■ TASK DETAILS
Word for word, reproduce every line of the data below.

■ EXERCISE DATA
┌──

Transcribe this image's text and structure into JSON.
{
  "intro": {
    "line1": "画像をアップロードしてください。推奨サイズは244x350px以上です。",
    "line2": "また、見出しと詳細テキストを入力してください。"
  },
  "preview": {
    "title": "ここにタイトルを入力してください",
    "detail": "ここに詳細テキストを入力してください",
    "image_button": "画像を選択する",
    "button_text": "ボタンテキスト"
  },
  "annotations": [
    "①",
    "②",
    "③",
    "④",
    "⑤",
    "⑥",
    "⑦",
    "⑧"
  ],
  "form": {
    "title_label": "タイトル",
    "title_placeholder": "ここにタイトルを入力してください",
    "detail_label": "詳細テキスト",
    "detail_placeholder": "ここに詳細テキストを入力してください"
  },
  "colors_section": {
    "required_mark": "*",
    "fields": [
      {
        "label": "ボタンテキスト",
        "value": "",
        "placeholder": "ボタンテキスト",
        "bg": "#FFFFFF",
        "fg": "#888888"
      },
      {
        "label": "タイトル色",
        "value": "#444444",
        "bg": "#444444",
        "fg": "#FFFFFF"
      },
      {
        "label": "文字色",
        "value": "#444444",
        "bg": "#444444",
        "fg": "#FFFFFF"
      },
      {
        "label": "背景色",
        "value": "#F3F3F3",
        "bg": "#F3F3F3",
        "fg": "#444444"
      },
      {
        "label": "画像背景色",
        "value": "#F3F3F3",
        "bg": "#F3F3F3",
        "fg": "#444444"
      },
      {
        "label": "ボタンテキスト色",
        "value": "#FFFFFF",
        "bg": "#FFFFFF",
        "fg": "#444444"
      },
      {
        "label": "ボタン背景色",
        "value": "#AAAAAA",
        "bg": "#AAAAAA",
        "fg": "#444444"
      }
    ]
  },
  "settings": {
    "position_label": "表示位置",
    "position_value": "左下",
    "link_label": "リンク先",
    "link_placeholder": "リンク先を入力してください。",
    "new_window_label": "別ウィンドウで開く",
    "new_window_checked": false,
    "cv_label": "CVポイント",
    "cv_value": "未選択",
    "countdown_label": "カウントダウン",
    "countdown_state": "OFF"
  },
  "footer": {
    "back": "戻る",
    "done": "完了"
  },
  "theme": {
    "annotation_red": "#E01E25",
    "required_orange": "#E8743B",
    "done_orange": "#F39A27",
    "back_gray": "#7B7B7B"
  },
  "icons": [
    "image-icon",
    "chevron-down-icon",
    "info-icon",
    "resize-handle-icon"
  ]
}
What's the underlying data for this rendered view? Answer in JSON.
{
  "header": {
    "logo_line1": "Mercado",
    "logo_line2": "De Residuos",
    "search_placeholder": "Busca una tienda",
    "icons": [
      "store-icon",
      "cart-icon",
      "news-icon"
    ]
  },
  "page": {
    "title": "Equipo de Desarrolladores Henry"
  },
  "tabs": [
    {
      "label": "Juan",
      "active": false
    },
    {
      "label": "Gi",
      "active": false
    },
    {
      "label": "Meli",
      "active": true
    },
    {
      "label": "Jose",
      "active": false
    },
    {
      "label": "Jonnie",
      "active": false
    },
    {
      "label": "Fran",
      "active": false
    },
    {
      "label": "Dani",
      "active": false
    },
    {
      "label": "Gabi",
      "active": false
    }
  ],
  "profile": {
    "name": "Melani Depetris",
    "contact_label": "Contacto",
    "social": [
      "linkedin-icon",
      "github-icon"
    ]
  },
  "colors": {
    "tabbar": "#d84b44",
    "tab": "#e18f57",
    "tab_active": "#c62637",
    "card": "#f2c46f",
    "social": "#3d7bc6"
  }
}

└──

■ OUTPUT BELOW
Transcribe this image's text and structure into JSON.
{
  "intro": {
    "line1": "画像をアップロードしてください。推奨サイズは244x350px以上です。",
    "line2": "また、見出しと詳細テキストを入力してください。"
  },
  "preview": {
    "title": "ここにタイトルを入力してください",
    "detail": "ここに詳細テキストを入力してください",
    "image_button": "画像を選択する",
    "button_text": "ボタンテキスト"
  },
  "annotations": [
    "①",
    "②",
    "③",
    "④",
    "⑤",
    "⑥",
    "⑦",
    "⑧"
  ],
  "form": {
    "title_label": "タイトル",
    "title_placeholder": "ここにタイトルを入力してください",
    "detail_label": "詳細テキスト",
    "detail_placeholder": "ここに詳細テキストを入力してください"
  },
  "colors_section": {
    "required_mark": "*",
    "fields": [
      {
        "label": "ボタンテキスト",
        "value": "",
        "placeholder": "ボタンテキスト",
        "bg": "#FFFFFF",
        "fg": "#888888"
      },
      {
        "label": "タイトル色",
        "value": "#444444",
        "bg": "#444444",
        "fg": "#FFFFFF"
      },
      {
        "label": "文字色",
        "value": "#444444",
        "bg": "#444444",
        "fg": "#FFFFFF"
      },
      {
        "label": "背景色",
        "value": "#F3F3F3",
        "bg": "#F3F3F3",
        "fg": "#444444"
      },
      {
        "label": "画像背景色",
        "value": "#F3F3F3",
        "bg": "#F3F3F3",
        "fg": "#444444"
      },
      {
        "label": "ボタンテキスト色",
        "value": "#FFFFFF",
        "bg": "#FFFFFF",
        "fg": "#444444"
      },
      {
        "label": "ボタン背景色",
        "value": "#AAAAAA",
        "bg": "#AAAAAA",
        "fg": "#444444"
      }
    ]
  },
  "settings": {
    "position_label": "表示位置",
    "position_value": "左下",
    "link_label": "リンク先",
    "link_placeholder": "リンク先を入力してください。",
    "new_window_label": "別ウィンドウで開く",
    "new_window_checked": false,
    "cv_label": "CVポイント",
    "cv_value": "未選択",
    "countdown_label": "カウントダウン",
    "countdown_state": "OFF"
  },
  "footer": {
    "back": "戻る",
    "done": "完了"
  },
  "theme": {
    "annotation_red": "#E01E25",
    "required_orange": "#E8743B",
    "done_orange": "#F39A27",
    "back_gray": "#7B7B7B"
  },
  "icons": [
    "image-icon",
    "chevron-down-icon",
    "info-icon",
    "resize-handle-icon"
  ]
}
What's the underlying data for this rendered view? Answer in JSON.
{
  "header": {
    "logo_line1": "Mercado",
    "logo_line2": "De Residuos",
    "search_placeholder": "Busca una tienda",
    "icons": [
      "store-icon",
      "cart-icon",
      "news-icon"
    ]
  },
  "page": {
    "title": "Equipo de Desarrolladores Henry"
  },
  "tabs": [
    {
      "label": "Juan",
      "active": false
    },
    {
      "label": "Gi",
      "active": false
    },
    {
      "label": "Meli",
      "active": true
    },
    {
      "label": "Jose",
      "active": false
    },
    {
      "label": "Jonnie",
      "active": false
    },
    {
      "label": "Fran",
      "active": false
    },
    {
      "label": "Dani",
      "active": false
    },
    {
      "label": "Gabi",
      "active": false
    }
  ],
  "profile": {
    "name": "Melani Depetris",
    "contact_label": "Contacto",
    "social": [
      "linkedin-icon",
      "github-icon"
    ]
  },
  "colors": {
    "tabbar": "#d84b44",
    "tab": "#e18f57",
    "tab_active": "#c62637",
    "card": "#f2c46f",
    "social": "#3d7bc6"
  }
}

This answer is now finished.